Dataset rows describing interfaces
● ● ● ●
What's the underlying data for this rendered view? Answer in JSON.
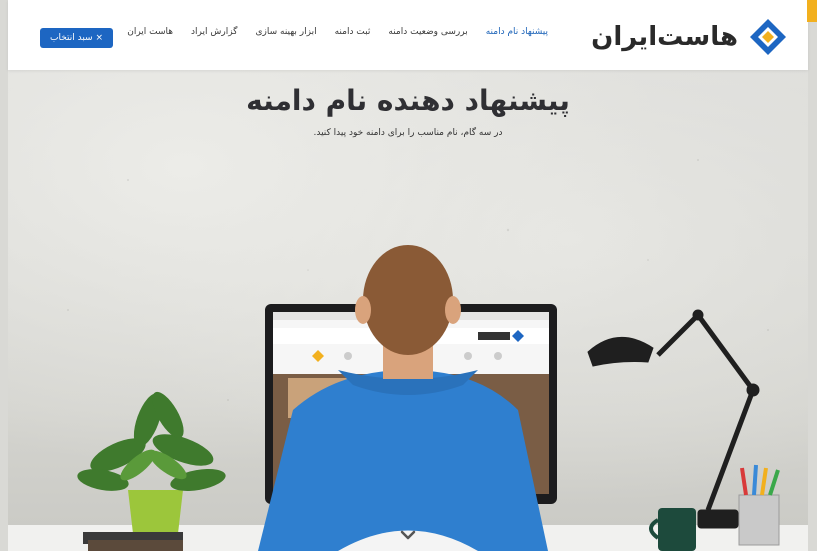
{
  "navbar": {
    "logo_text": "هاست‌ایران",
    "links": [
      {
        "label": "پیشنهاد نام دامنه",
        "active": true
      },
      {
        "label": "بررسی وضعیت دامنه",
        "active": false
      },
      {
        "label": "ثبت دامنه",
        "active": false
      },
      {
        "label": "ابزار بهینه سازی",
        "active": false
      },
      {
        "label": "گزارش ایراد",
        "active": false
      },
      {
        "label": "هاست ایران",
        "active": false
      }
    ],
    "cart_label": "سبد انتخاب ×"
  },
  "hero": {
    "title": "پیشنهاد دهنده نام دامنه",
    "subtitle": "در سه گام، نام مناسب را برای دامنه خود پیدا کنید."
  },
  "colors": {
    "brand_blue": "#1d66c2",
    "accent_orange": "#f2b01e",
    "shirt_blue": "#2f7fcf"
  },
  "icons": {
    "logo": "diamond-logo-icon",
    "scroll": "chevron-down-icon"
  }
}
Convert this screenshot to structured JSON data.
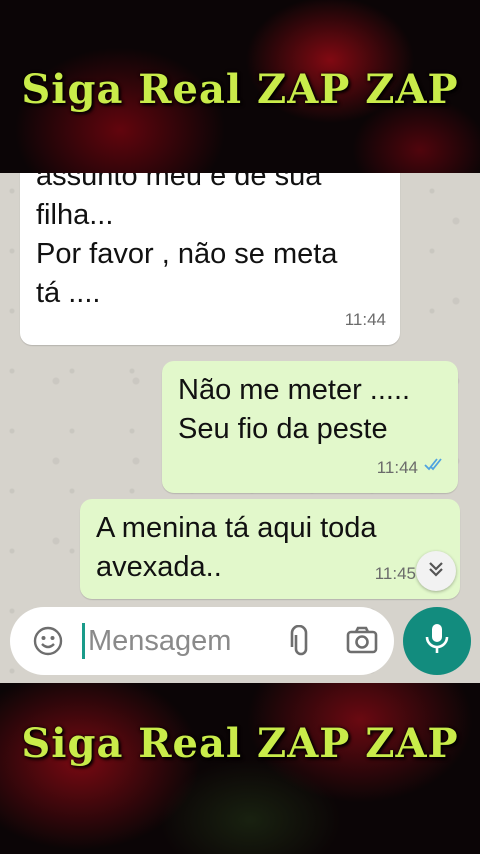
{
  "banner": {
    "top": "Siga Real ZAP ZAP",
    "bottom": "Siga Real ZAP ZAP",
    "color": "#c9ec4a"
  },
  "messages": [
    {
      "direction": "incoming",
      "text": "assunto meu e de sua\nfilha...\nPor favor , não se meta\ntá ....",
      "time": "11:44"
    },
    {
      "direction": "outgoing",
      "text": "Não me meter .....\nSeu fio da peste",
      "time": "11:44",
      "status_icon": "double-check-icon",
      "status_color": "#4fa3e0"
    },
    {
      "direction": "outgoing",
      "text": "A menina tá aqui toda\navexada..",
      "time": "11:45"
    }
  ],
  "input": {
    "placeholder": "Mensagem",
    "value": ""
  },
  "icons": {
    "emoji": "emoji-icon",
    "attach": "paperclip-icon",
    "camera": "camera-icon",
    "mic": "mic-icon",
    "scroll": "chevron-double-down-icon"
  },
  "colors": {
    "outgoing_bubble": "#e2f8cb",
    "incoming_bubble": "#ffffff",
    "mic_button": "#128c7e"
  }
}
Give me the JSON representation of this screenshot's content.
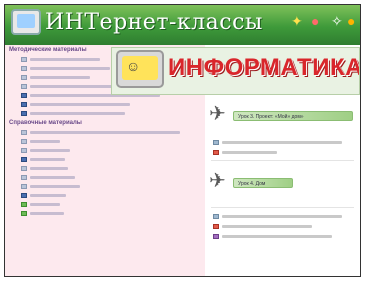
{
  "header": {
    "title": "ИНТернет-классы"
  },
  "logo": {
    "word": "ИНФОРМАТИКА"
  },
  "sidebar": {
    "section1_title": "Методические материалы",
    "section1_items": [
      {
        "icon": "doc",
        "text": "",
        "bar_width": 70
      },
      {
        "icon": "doc",
        "text": "",
        "bar_width": 80
      },
      {
        "icon": "doc",
        "text": "",
        "bar_width": 60
      },
      {
        "icon": "doc",
        "text": "",
        "bar_width": 110
      },
      {
        "icon": "pencil",
        "text": "",
        "bar_width": 130
      },
      {
        "icon": "pencil",
        "text": "",
        "bar_width": 100
      },
      {
        "icon": "pencil",
        "text": "",
        "bar_width": 95
      }
    ],
    "section2_title": "Справочные материалы",
    "section2_items": [
      {
        "icon": "doc",
        "text": "",
        "bar_width": 150
      },
      {
        "icon": "doc",
        "text": "",
        "bar_width": 30
      },
      {
        "icon": "doc",
        "text": "",
        "bar_width": 40
      },
      {
        "icon": "pencil",
        "text": "",
        "bar_width": 35
      },
      {
        "icon": "doc",
        "text": "",
        "bar_width": 38
      },
      {
        "icon": "doc",
        "text": "",
        "bar_width": 45
      },
      {
        "icon": "doc",
        "text": "",
        "bar_width": 50
      },
      {
        "icon": "pencil",
        "text": "",
        "bar_width": 36
      },
      {
        "icon": "green",
        "text": "",
        "bar_width": 30
      },
      {
        "icon": "green",
        "text": "",
        "bar_width": 34
      }
    ]
  },
  "content": {
    "lesson1": {
      "label": "Урок 3.   Проект: «Мой» дом»"
    },
    "lesson1_links": [
      {
        "icon": "doc",
        "bar_width": 120
      },
      {
        "icon": "red",
        "bar_width": 55
      }
    ],
    "lesson2": {
      "label": "Урок 4.   Дом"
    },
    "lesson2_links": [
      {
        "icon": "doc",
        "bar_width": 120
      },
      {
        "icon": "red",
        "bar_width": 90
      },
      {
        "icon": "purple",
        "bar_width": 110
      }
    ]
  },
  "colors": {
    "header_green": "#3e9a3a",
    "sidebar_bg": "#fde9ee",
    "logo_red": "#d9262b",
    "pill_green": "#9fcf85"
  }
}
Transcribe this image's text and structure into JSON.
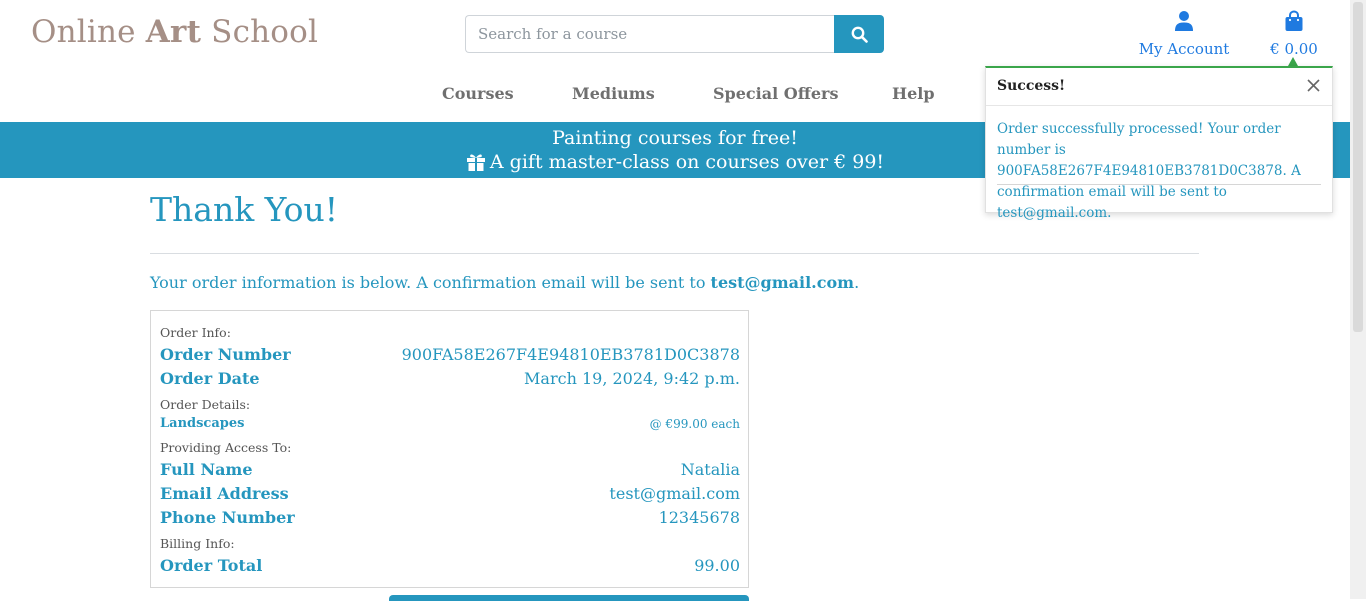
{
  "header": {
    "logo_part1": "Online ",
    "logo_part2": "Art",
    "logo_part3": " School",
    "search_placeholder": "Search for a course",
    "account_label": "My Account",
    "cart_total": "€ 0.00"
  },
  "nav": [
    "Courses",
    "Mediums",
    "Special Offers",
    "Help"
  ],
  "banner": {
    "line1": "Painting courses for free!",
    "line2": "A gift master-class on courses over € 99!"
  },
  "page": {
    "title": "Thank You!",
    "intro_text": "Your order information is below. A confirmation email will be sent to ",
    "intro_email": "test@gmail.com",
    "intro_end": "."
  },
  "order": {
    "order_info_label": "Order Info:",
    "order_number_label": "Order Number",
    "order_number": "900FA58E267F4E94810EB3781D0C3878",
    "order_date_label": "Order Date",
    "order_date": "March 19, 2024, 9:42 p.m.",
    "order_details_label": "Order Details:",
    "item_name": "Landscapes",
    "item_price": "@ €99.00 each",
    "access_label": "Providing Access To:",
    "full_name_label": "Full Name",
    "full_name": "Natalia",
    "email_label": "Email Address",
    "email": "test@gmail.com",
    "phone_label": "Phone Number",
    "phone": "12345678",
    "billing_label": "Billing Info:",
    "total_label": "Order Total",
    "total": "99.00"
  },
  "toast": {
    "title": "Success!",
    "message": "Order successfully processed! Your order number is 900FA58E267F4E94810EB3781D0C3878. A confirmation email will be sent to test@gmail.com."
  },
  "colors": {
    "accent": "#2596be",
    "logo": "#a58f86",
    "success": "#3aa54a"
  },
  "icons": {
    "search": "search-icon",
    "account": "user-icon",
    "cart": "shopping-bag-icon",
    "gift": "gift-icon",
    "close": "close-icon"
  }
}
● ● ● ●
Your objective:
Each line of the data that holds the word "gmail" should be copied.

Solution to this task:
    "intro_email": "test@gmail.com",
    "email": "test@gmail.com",
    "message": "Order successfully processed! Your order number is 900FA58E267F4E94810EB3781D0C3878. A confirmation email will be sent to test@gmail.com."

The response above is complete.